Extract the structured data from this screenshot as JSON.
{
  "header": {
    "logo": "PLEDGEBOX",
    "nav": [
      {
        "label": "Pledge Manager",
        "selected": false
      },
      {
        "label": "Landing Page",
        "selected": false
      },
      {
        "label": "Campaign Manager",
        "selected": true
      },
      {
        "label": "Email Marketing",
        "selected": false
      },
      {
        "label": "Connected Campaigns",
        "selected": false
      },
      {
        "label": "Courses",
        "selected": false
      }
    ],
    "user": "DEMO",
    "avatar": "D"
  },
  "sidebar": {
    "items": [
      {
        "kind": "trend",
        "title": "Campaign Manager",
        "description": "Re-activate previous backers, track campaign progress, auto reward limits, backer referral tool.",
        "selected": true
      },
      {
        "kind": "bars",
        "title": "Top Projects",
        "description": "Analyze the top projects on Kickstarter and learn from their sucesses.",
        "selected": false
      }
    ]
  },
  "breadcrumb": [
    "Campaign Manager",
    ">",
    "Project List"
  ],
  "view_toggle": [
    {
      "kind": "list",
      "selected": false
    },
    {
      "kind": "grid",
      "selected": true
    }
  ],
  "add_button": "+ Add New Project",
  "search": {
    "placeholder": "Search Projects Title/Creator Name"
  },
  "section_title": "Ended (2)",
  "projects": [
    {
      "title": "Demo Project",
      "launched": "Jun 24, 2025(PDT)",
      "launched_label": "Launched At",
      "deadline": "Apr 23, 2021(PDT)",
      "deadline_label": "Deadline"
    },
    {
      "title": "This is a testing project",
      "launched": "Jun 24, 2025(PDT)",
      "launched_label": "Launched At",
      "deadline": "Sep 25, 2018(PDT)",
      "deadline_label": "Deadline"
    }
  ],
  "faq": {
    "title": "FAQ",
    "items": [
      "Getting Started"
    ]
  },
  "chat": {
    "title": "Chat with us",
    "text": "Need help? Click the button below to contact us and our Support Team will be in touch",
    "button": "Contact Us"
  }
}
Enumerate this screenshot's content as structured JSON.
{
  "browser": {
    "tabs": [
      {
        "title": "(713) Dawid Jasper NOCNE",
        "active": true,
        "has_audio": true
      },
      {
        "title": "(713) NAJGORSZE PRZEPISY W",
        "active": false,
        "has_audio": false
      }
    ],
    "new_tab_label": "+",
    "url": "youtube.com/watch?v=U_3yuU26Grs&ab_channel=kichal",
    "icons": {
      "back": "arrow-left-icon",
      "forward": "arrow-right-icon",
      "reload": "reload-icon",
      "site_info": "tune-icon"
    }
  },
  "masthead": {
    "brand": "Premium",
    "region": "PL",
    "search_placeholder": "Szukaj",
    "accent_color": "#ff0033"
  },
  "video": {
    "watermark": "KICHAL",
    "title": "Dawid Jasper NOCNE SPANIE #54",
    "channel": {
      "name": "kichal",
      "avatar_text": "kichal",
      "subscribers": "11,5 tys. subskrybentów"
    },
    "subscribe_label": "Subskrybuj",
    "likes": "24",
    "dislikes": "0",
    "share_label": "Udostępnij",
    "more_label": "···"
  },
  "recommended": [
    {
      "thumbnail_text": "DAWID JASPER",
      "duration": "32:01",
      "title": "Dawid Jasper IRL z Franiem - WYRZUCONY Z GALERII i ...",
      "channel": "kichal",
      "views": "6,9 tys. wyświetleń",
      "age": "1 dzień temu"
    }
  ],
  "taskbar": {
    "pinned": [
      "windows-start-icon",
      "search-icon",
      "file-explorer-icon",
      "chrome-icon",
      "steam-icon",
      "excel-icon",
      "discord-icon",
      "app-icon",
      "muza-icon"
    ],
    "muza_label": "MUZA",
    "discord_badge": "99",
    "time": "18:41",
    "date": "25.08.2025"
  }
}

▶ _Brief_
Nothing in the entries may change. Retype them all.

▶ _Answer to the problem_
Extract the structured data from this screenshot as JSON.
{
  "header": {
    "logo": "PLEDGEBOX",
    "nav": [
      {
        "label": "Pledge Manager",
        "selected": false
      },
      {
        "label": "Landing Page",
        "selected": false
      },
      {
        "label": "Campaign Manager",
        "selected": true
      },
      {
        "label": "Email Marketing",
        "selected": false
      },
      {
        "label": "Connected Campaigns",
        "selected": false
      },
      {
        "label": "Courses",
        "selected": false
      }
    ],
    "user": "DEMO",
    "avatar": "D"
  },
  "sidebar": {
    "items": [
      {
        "kind": "trend",
        "title": "Campaign Manager",
        "description": "Re-activate previous backers, track campaign progress, auto reward limits, backer referral tool.",
        "selected": true
      },
      {
        "kind": "bars",
        "title": "Top Projects",
        "description": "Analyze the top projects on Kickstarter and learn from their sucesses.",
        "selected": false
      }
    ]
  },
  "breadcrumb": [
    "Campaign Manager",
    ">",
    "Project List"
  ],
  "view_toggle": [
    {
      "kind": "list",
      "selected": false
    },
    {
      "kind": "grid",
      "selected": true
    }
  ],
  "add_button": "+ Add New Project",
  "search": {
    "placeholder": "Search Projects Title/Creator Name"
  },
  "section_title": "Ended (2)",
  "projects": [
    {
      "title": "Demo Project",
      "launched": "Jun 24, 2025(PDT)",
      "launched_label": "Launched At",
      "deadline": "Apr 23, 2021(PDT)",
      "deadline_label": "Deadline"
    },
    {
      "title": "This is a testing project",
      "launched": "Jun 24, 2025(PDT)",
      "launched_label": "Launched At",
      "deadline": "Sep 25, 2018(PDT)",
      "deadline_label": "Deadline"
    }
  ],
  "faq": {
    "title": "FAQ",
    "items": [
      "Getting Started"
    ]
  },
  "chat": {
    "title": "Chat with us",
    "text": "Need help? Click the button below to contact us and our Support Team will be in touch",
    "button": "Contact Us"
  }
}
Enumerate this screenshot's content as structured JSON.
{
  "browser": {
    "tabs": [
      {
        "title": "(713) Dawid Jasper NOCNE",
        "active": true,
        "has_audio": true
      },
      {
        "title": "(713) NAJGORSZE PRZEPISY W",
        "active": false,
        "has_audio": false
      }
    ],
    "new_tab_label": "+",
    "url": "youtube.com/watch?v=U_3yuU26Grs&ab_channel=kichal",
    "icons": {
      "back": "arrow-left-icon",
      "forward": "arrow-right-icon",
      "reload": "reload-icon",
      "site_info": "tune-icon"
    }
  },
  "masthead": {
    "brand": "Premium",
    "region": "PL",
    "search_placeholder": "Szukaj",
    "accent_color": "#ff0033"
  },
  "video": {
    "watermark": "KICHAL",
    "title": "Dawid Jasper NOCNE SPANIE #54",
    "channel": {
      "name": "kichal",
      "avatar_text": "kichal",
      "subscribers": "11,5 tys. subskrybentów"
    },
    "subscribe_label": "Subskrybuj",
    "likes": "24",
    "dislikes": "0",
    "share_label": "Udostępnij",
    "more_label": "···"
  },
  "recommended": [
    {
      "thumbnail_text": "DAWID JASPER",
      "duration": "32:01",
      "title": "Dawid Jasper IRL z Franiem - WYRZUCONY Z GALERII i ...",
      "channel": "kichal",
      "views": "6,9 tys. wyświetleń",
      "age": "1 dzień temu"
    }
  ],
  "taskbar": {
    "pinned": [
      "windows-start-icon",
      "search-icon",
      "file-explorer-icon",
      "chrome-icon",
      "steam-icon",
      "excel-icon",
      "discord-icon",
      "app-icon",
      "muza-icon"
    ],
    "muza_label": "MUZA",
    "discord_badge": "99",
    "time": "18:41",
    "date": "25.08.2025"
  }
}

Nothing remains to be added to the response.